After a long day of ministry and a short night of rest, Jesus got up before dawn and slipped out of the house. Later others woke up. Someone, maybe Peter, asked, “Where’s Jesus?” No one knew. As the little fishing village of Capernaum began to stir, the disciples asked around, “Have you seen Jesus?”
“No, but we are looking for him. We heard he made quite a scene in the synagogue. Everyone is talking about his amazing power to heal. And such power over demons!”
Soon someone picked up the trail. It led around the northern edge of the lake and up into the hills where they found Jesus praying. It was Peter who confronted the Christ in a reproving voice: “Everyone is looking for you!” (vs 37). “They are bringing their sick and broken relatives from all over for you to fix. What do you mean slipping off without telling anyone?”
But Jesus had an appointment of infinitely higher priority: He needed to withdraw from service to meet alone with the Father. And from time to time don’t we? When our spiritual energy is spent, (Thank God!) there is a way to renew it.
I. If Jesus needed to get up and go out early to prayer, how much more do we!
Before the phone starts ringing, before the work day begins, we need to be alone with God. How much calmer will be our hectic schedules when we do give the Lord the priority he deserves. Our human frailty demands it. We have too much to do to try to do it in our mortal strength. Remember Ralph Cushman’s poem?
I met God in the morning When my day was at its best,
And His presence came like sunrise, Like a glory in my breast.
All day long the Presence lingered, All day long he walked with me,
And we sailed in perfect calmness O’er a very troubled sea.
Other ships were blown and battered, Other ships were sore distressed,
But the winds that seemed to drive them Brought to us a peace and rest.
Then I thought of other mornings, With a keen remorse of mind,
When I too had loosed the moorings, With the Presence left behind.
So I think I’ve learned the secret, Learned from many a troubled way:
You must seek God in the morning If you want him through the day.
(“Prayer Poems,” compiled by O.V. and Helen Armstrong. Abingdon-Cokesbury, 1942.)
II. If Jesus needed to find a solitary place for prayer, don’t we?
They go together, you know, the quiet time and the quiet place. We bow our heads before the Father in reverence; we close our eyes to help shut out the distractions around us. Maybe we need to stop our ears, too, against the din of this world that is “too much with us.”
Mark tells us in a later chapter that Jesus again slipped away from everyone and “went up on a mountainside to pray” (Mk.6:46 NIV). And Luke tells us that “Jesus often withdrew to lonely places and prayed” (Lk. 5:16 NIV). And on one occasion “Jesus went out to a mountainside to pray and spent the night praying to God” (Lk. 6:12 NIV).
When Congress was trying to solve the school-prayer issue a while back, one proposal was to mandate a “moment of silence.” Students could choose to pray or not pray.

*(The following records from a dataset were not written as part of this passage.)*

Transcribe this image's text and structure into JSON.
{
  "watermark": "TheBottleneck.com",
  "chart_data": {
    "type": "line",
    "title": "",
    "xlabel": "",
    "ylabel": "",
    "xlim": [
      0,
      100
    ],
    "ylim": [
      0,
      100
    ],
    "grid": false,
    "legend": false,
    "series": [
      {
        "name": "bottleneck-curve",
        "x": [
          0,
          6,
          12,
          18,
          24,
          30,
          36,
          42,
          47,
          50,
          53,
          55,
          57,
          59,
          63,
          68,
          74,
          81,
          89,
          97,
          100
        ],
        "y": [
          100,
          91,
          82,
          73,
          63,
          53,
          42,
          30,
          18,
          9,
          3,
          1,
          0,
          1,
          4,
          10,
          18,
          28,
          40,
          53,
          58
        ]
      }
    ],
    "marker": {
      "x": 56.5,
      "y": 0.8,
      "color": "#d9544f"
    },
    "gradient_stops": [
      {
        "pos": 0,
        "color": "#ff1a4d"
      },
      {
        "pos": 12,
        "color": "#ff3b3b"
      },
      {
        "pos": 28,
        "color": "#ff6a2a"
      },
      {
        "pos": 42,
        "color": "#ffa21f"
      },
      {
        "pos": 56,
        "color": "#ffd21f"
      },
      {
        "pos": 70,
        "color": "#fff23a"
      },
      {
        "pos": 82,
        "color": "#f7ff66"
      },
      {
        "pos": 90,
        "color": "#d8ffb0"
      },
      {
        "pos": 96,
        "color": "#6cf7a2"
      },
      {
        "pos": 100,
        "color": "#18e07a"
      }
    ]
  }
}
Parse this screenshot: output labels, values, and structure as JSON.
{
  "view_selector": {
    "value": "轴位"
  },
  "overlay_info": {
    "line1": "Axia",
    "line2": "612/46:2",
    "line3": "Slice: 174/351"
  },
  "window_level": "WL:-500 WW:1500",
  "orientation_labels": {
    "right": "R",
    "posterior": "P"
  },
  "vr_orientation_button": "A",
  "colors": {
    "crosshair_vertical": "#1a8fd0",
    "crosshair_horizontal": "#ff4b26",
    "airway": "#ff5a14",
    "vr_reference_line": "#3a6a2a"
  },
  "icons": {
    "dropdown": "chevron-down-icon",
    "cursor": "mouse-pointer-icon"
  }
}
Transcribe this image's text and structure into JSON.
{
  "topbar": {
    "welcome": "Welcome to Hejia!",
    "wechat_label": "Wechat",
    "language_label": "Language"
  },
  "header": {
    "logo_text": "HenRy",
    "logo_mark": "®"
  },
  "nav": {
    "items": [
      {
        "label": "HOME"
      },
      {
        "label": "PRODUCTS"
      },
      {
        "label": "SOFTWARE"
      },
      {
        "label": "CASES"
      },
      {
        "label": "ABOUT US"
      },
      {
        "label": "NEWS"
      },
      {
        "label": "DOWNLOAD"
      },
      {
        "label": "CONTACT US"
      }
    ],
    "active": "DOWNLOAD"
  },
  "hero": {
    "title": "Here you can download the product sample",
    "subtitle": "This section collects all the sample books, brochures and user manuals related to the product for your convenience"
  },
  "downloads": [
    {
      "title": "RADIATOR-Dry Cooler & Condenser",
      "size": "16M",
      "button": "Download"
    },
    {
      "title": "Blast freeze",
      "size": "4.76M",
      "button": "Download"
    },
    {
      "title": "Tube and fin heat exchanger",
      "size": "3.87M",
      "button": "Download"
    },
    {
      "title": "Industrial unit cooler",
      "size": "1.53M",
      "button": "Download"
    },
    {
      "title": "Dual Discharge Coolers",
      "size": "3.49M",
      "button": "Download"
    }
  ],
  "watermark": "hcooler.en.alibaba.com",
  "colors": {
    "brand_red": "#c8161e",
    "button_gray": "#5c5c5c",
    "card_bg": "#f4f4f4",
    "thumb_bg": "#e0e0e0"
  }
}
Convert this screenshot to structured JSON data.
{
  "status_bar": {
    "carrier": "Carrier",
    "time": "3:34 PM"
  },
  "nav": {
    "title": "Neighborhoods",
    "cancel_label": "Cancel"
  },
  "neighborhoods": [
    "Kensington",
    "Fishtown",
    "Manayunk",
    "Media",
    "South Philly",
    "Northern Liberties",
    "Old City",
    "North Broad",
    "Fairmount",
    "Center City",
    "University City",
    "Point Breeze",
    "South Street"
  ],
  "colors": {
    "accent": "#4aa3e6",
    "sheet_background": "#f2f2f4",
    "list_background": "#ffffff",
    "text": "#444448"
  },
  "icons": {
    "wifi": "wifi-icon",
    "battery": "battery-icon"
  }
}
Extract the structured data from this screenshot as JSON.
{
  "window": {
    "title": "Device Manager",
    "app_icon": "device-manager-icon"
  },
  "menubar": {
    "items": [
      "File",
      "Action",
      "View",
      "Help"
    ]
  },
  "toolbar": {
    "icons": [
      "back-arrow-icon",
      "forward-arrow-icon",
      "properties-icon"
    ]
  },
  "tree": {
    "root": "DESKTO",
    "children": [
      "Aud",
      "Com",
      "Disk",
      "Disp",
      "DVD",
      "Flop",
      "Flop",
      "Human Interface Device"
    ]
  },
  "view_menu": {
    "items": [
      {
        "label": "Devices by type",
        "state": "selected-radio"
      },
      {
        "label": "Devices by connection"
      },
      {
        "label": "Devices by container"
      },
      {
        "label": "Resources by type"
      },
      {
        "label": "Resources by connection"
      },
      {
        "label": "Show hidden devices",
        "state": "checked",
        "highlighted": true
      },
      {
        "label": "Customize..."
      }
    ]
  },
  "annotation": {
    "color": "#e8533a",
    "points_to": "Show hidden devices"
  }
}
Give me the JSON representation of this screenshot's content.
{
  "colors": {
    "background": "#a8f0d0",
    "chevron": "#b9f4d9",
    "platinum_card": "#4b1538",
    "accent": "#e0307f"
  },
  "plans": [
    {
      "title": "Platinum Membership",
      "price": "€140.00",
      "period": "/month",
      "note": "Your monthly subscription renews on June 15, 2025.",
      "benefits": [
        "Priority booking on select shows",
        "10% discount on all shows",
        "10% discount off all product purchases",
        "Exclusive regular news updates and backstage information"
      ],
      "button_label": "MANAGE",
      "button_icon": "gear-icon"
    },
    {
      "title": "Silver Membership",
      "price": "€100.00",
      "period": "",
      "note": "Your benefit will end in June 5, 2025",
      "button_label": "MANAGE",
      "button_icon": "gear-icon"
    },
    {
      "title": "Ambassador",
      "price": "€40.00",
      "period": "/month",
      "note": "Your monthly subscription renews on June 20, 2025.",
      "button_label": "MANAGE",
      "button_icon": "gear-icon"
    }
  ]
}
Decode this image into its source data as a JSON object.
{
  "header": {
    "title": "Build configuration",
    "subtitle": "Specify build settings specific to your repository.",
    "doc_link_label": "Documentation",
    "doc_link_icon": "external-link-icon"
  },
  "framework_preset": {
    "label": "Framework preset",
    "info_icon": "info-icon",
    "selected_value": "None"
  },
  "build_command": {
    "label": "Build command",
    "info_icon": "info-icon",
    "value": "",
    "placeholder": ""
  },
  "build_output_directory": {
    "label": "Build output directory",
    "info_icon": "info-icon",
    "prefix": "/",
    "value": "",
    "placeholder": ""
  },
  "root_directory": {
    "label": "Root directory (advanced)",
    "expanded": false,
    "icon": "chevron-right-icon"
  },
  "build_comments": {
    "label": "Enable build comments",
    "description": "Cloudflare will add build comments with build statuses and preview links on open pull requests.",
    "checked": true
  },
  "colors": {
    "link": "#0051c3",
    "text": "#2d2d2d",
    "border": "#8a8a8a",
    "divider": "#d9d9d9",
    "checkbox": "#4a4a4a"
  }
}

One teacher said: “I would be delighted for congress to give me a moment of silence in my class at any time for any reason!”
III. If Jesus put prayer ahead of any other ministry, maybe we should too.
Peter expected Jesus to jump in response to the clamor of the crowd. Prayer did not appear to be a priority to Peter. Or to the other disciples. Or to the gathering crowd. Jesus did not let any of them set his agenda. We are not told on this occasion what Jesus prayed, but that he was praying. We might like to have more of his prayers in the sacred record. But then, this same passage also describes an extensive preaching tour of Galilee, and we don’t have a single report of one sermon on that tour.
The word translated “to pray” is pretty much the generic, comprehensive word for prayer rather than a word that might describe petition or intercession. It is not hard to imagine Jesus spending time in praise and adoration of the Father. Probably he laid before the Father the preaching tour they were about to begin. Do you think such prayer might have something to do with his amazing mastery of his own destiny?
Perhaps he prayed as he did in Mt. 11:25-26: “At that time Jesus said, I praise you, Father, Lord of heaven and earth . . . Yes, Father, for this was your good pleasure.” Whatever his prayer, he found a renewing of spirit. As Isaiah said centuries before: The incomparable Jehovah, Sovereign and holy Creator, the everlasting God gives strength to the weary and power to the weak. Those who hope in the Lord will renew their strength – to soar, to run, to walk and not faint (Isa. 40:21-31 summarized).
Surely this retreat from the clamoring crowd to the quiet and comfortable bosom of the Father had much to do with the ability of Jesus to resist the pressure of the world to press him into their mold. We don’t discipline ourselves to pray as we should. And in that, we do not follow Jesus as we would. Look at Jesus for a glimpse of what a real prayer life could be – and do.
Sermon brief provided by: Austin Tucker, a teacher and writer living in Shreveport, LA